How To Innovate: Experiment! (It’s Not Just For Scientists)
“Innovation is creativity with a job to do.”
Creativity is an infinite adventure—especially with technology moving faster than anyone could have imagined only a decade ago.
You’ve heard this adage for decades: Time-to-market is the means to success. But these days, the windows of opportunity are decreasing—and getting close to zero.
At the same time, there are new technology and new design models that dramatically change the way businesses are innovating.
Experimentation Isn’t Just For Scientists Anymore
Prototyping—or development experimentation—is the best way to keep innovation moving at today’s competitive pace. Scientists have been using the experimental method for centuries.
But cost and time have been considered barriers to innovation. In the not-so-distant past, traditional development life cycles included research, consulting work, and numerous studies. But at what cost?
All this added up to a lot of time consumed, with large budgets to support the effort. True innovation was something that could take years.
Today, those traditional methods are quickly becoming history. What was formerly referred to as “shadow IT” experimentation—often frowned on by management—is now mainstream.
Why? There’s been a fundamental shift in development models, facilitated by flexible solutions using cloud services. These solutions not only foster creativity, but also open the door to innovation.
Being able to play out some “what if” scenarios results in agility that was unimaginable a few years ago.
Everything Is Software- And Data-Driven
Through a combination of flexible cloud services and technologies such as 3D printing, prototyping can be a much more cost effective and timely means to innovation.

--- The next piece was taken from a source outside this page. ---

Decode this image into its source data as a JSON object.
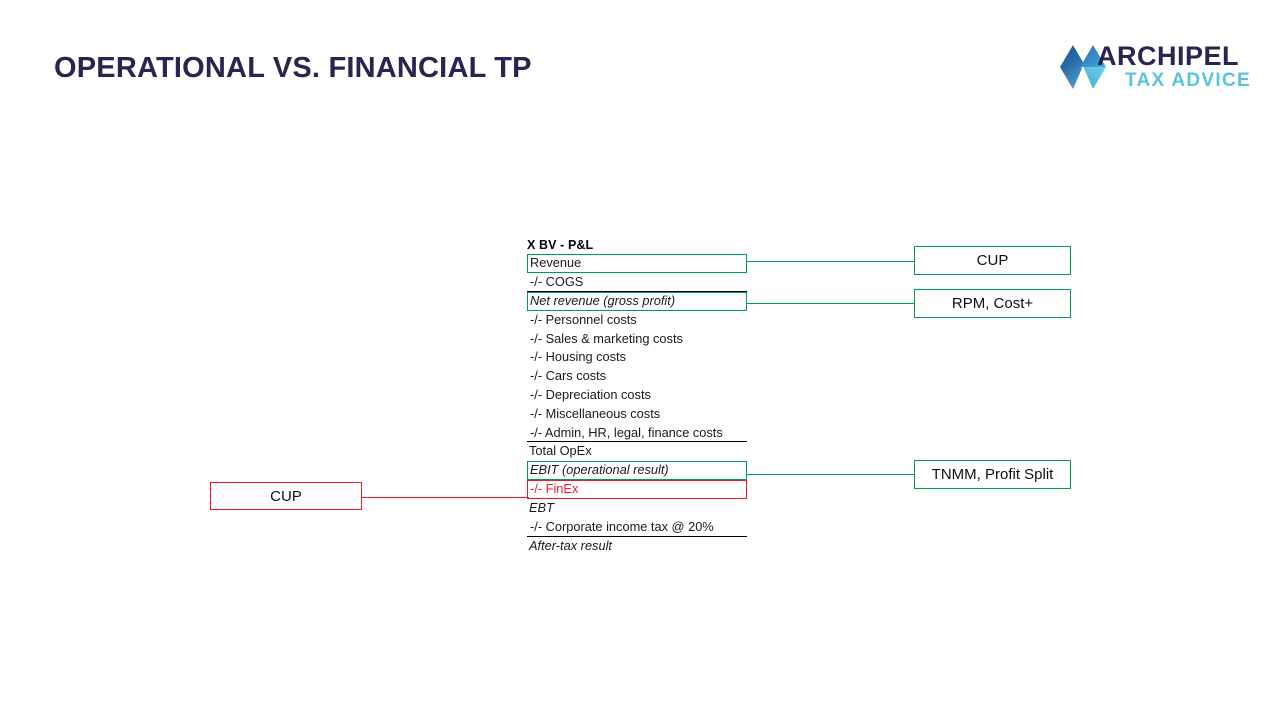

But is your company culture ready for the shift? The beauty of agile software design experimentation, coupled with physical components, requires a change in process, skill and—most importantly—mindset.
Bruce Rogers recently wrote that 2015 will be the year that 3D-printing goes mainstream. Rogers shares insights into the 3D printing evolution, noting Amazon as a leading adopter, with its recent offering of a 3D printing marketplace.

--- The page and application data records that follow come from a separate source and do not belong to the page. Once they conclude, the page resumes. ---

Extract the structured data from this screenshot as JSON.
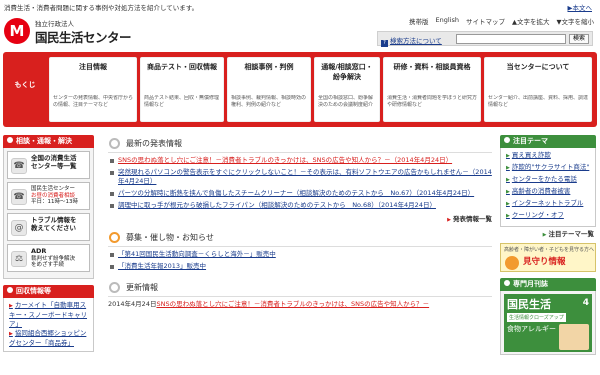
{
  "header": {
    "tagline": "消費生活・消費者問題に関する事例や対処方法を紹介しています。",
    "skip_link": "本文へ",
    "logo_sub": "独立行政法人",
    "logo_name": "国民生活センター",
    "logo_mark": "M",
    "utility": [
      "携帯版",
      "English",
      "サイトマップ",
      "▲文字を拡大",
      "▼文字を縮小"
    ],
    "search_help": "検索方法について",
    "search_placeholder": "",
    "search_button": "検索"
  },
  "gnav": {
    "title": "もくじ",
    "items": [
      {
        "label": "注目情報",
        "desc": "センターの発表情報、中央省庁からの情報、注目テーマなど"
      },
      {
        "label": "商品テスト・回収情報",
        "desc": "商品テスト結果、回収・無償修理情報など"
      },
      {
        "label": "相談事例・判例",
        "desc": "相談事例、裁判情報、相談時効の権利、判例の紹介など"
      },
      {
        "label": "通報/相談窓口・紛争解決",
        "desc": "全国の相談窓口、紛争解決のための会議制度紹介"
      },
      {
        "label": "研修・資料・相談員資格",
        "desc": "消費生活・消費者問題を学ぼうと研究方や研修情報など"
      },
      {
        "label": "当センターについて",
        "desc": "センター紹介、出前講座、資料、採用、調達情報など"
      }
    ]
  },
  "left": {
    "consult_title": "相談・通報・解決",
    "banners": [
      {
        "icon": "☎",
        "line1": "全国の消費生活",
        "line2": "センター等一覧"
      },
      {
        "icon": "☎",
        "line1": "国民生活センター",
        "line2": "お昼の消費者相談",
        "line3": "平日：11時～13時"
      },
      {
        "icon": "@",
        "line1": "トラブル情報を",
        "line2": "教えてください"
      },
      {
        "icon": "⚖",
        "line1": "ADR",
        "line2": "裁判せず紛争解決",
        "line3": "をめざす手続"
      }
    ],
    "recall_title": "回収情報等",
    "recall_items": [
      "カーメイト「自動車用スキー・スノーボードキャリア」",
      "協同組合西郷ショッピングセンター「商品券」"
    ]
  },
  "main": {
    "latest_title": "最新の発表情報",
    "latest": [
      {
        "text": "SNSの思わぬ落とし穴にご注意！－消費者トラブルのきっかけは、SNSの広告や知人から？－（2014年4月24日）",
        "highlight": true
      },
      {
        "text": "突然現れるパソコンの警告表示をすぐにクリックしないこと！－その表示は、有料ソフトウエアの広告かもしれません－（2014年4月24日）",
        "highlight": false
      },
      {
        "text": "パーツの分解時に断熱を挟んで負傷したスチームクリーナー（相談解決のためのテストから　No.67）（2014年4月24日）",
        "highlight": false
      },
      {
        "text": "調理中に取っ手が根元から破損したフライパン（相談解決のためのテストから　No.68）（2014年4月24日）",
        "highlight": false
      }
    ],
    "latest_more": "発表情報一覧",
    "events_title": "募集・催し物・お知らせ",
    "events": [
      "「第41回国民生活動向調査－くらしと海外－」販売中",
      "「消費生活年報2013」販売中"
    ],
    "updates_title": "更新情報",
    "update_date": "2014年4月24日",
    "update_link": "SNSの思わぬ落とし穴にご注意！－消費者トラブルのきっかけは、SNSの広告や知人から？－"
  },
  "right": {
    "topics_title": "注目テーマ",
    "topics": [
      "買え買え詐欺",
      "詐欺的\"サクラサイト商法\"",
      "センターをかたる電話",
      "高齢者の消費者被害",
      "インターネットトラブル",
      "クーリング・オフ"
    ],
    "topics_more": "注目テーマ一覧",
    "mimawari_top": "高齢者・障がい者・子どもを見守る方へ",
    "mimawari_big": "見守り情報",
    "magazine_title": "専門月刊誌",
    "mag_name": "国民生活",
    "mag_num": "4",
    "mag_sub": "生活情報クローズアップ",
    "mag_theme": "食物アレルギー"
  },
  "colors": {
    "brand_red": "#d8201e",
    "accent_green": "#3d8f3d",
    "link_blue": "#1a3c8c"
  }
}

Here in Europe, a great example of innovation speed and consumer reach is how Porsche outsources component design for improved performance and time to market. Traditional manufacturing of parts is taking a back seat to new, innovative approaches.
Another way Porsche is expanding its innovation portfolio is by providing consumers with the ability to create custom miniature versions of their lineup—in effect allowing them to become adjunct design engineers themselves.
This new style of innovation opens the door between traditional engineering design, and the consumers who use the products. The result: happier customers who feel they have been part of the process.
Each of these examples relies on flexible solutions and speed of delivery. And it’s the same with cloud: Cloud services offer anyone—including design teams—the ability to quickly bring their ideas to life, in a minimal investment, low risk manner.
So what’s the benefit to your business? Time-to-market can now be a matter of weeks, instead of months or years.
3 Steps To A Culture Of Innovation
What does all this mean for your company’s innovation? And how do you ensure smooth transitions, while achieving these results?
Here are three ideas:
1. Develop a culture of “fast fail.” Companies that are steeped in traditional processes are often risk-adverse, and reluctant to step outside the line to try new ideas for fear of failure.
2. Enable your teams, with a moderate budget for experimentation—just enough to allow them to explore the cloud offerings available.
3. Encourage your team, with fun game methods—rewarding those that took the most risk.
The Bottom Line
What I’ve witnessed in Europe and the rest of the world tells me innovation is a game worth playing, and we have the technology tools to play well.
Encourage your teams to have fun in this new realm of creative exploration.
Watch: Manfred interviewed in Berlin
Источник статьи: www.forbes.com